Element data from apps and pages
####

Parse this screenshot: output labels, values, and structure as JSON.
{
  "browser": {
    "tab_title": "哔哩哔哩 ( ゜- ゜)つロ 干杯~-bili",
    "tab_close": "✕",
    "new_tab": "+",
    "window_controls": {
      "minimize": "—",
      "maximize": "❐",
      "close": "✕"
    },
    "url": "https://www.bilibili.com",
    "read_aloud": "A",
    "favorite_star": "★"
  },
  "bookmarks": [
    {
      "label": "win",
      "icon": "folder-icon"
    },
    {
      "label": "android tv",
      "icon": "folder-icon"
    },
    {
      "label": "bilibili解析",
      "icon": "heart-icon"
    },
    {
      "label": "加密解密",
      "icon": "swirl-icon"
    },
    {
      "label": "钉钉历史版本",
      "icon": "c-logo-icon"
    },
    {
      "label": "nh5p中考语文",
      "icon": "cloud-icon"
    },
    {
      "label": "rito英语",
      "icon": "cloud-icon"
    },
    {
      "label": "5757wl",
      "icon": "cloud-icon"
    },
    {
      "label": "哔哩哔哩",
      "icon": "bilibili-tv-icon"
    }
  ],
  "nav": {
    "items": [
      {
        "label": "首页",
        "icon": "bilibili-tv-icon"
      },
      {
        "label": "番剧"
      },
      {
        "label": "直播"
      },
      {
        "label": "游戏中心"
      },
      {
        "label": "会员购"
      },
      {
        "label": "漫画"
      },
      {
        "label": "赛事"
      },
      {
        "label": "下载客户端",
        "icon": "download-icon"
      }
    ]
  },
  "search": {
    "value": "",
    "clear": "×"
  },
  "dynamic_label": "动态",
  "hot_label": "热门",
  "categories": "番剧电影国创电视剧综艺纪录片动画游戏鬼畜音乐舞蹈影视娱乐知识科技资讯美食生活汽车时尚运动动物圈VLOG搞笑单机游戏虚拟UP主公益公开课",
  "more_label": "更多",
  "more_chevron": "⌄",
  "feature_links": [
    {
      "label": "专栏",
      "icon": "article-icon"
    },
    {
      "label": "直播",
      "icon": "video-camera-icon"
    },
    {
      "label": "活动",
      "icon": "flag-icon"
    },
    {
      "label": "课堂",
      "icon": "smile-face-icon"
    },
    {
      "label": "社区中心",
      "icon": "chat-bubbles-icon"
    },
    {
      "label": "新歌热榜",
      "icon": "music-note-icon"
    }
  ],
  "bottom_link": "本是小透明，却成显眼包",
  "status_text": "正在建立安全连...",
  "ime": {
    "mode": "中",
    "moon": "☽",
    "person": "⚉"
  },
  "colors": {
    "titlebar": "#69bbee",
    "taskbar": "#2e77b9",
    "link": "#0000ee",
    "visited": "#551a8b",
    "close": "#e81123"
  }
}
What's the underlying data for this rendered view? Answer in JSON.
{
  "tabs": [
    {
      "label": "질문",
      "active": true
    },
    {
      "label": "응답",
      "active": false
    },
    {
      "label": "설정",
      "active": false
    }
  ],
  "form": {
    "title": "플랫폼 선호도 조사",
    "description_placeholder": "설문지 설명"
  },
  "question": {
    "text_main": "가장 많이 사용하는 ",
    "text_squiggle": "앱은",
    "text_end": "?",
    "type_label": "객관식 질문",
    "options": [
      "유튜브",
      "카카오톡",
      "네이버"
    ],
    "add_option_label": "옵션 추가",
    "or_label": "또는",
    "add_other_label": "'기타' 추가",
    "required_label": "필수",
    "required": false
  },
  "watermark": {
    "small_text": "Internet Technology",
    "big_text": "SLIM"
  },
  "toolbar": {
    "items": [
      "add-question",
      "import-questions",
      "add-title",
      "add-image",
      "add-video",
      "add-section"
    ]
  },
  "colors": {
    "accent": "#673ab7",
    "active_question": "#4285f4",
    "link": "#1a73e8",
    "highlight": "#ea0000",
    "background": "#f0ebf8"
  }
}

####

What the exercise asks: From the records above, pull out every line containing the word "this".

Result:
Parse this screenshot: output labels, values, and structure as JSON.
What's the underlying data for this rendered view? Answer in JSON.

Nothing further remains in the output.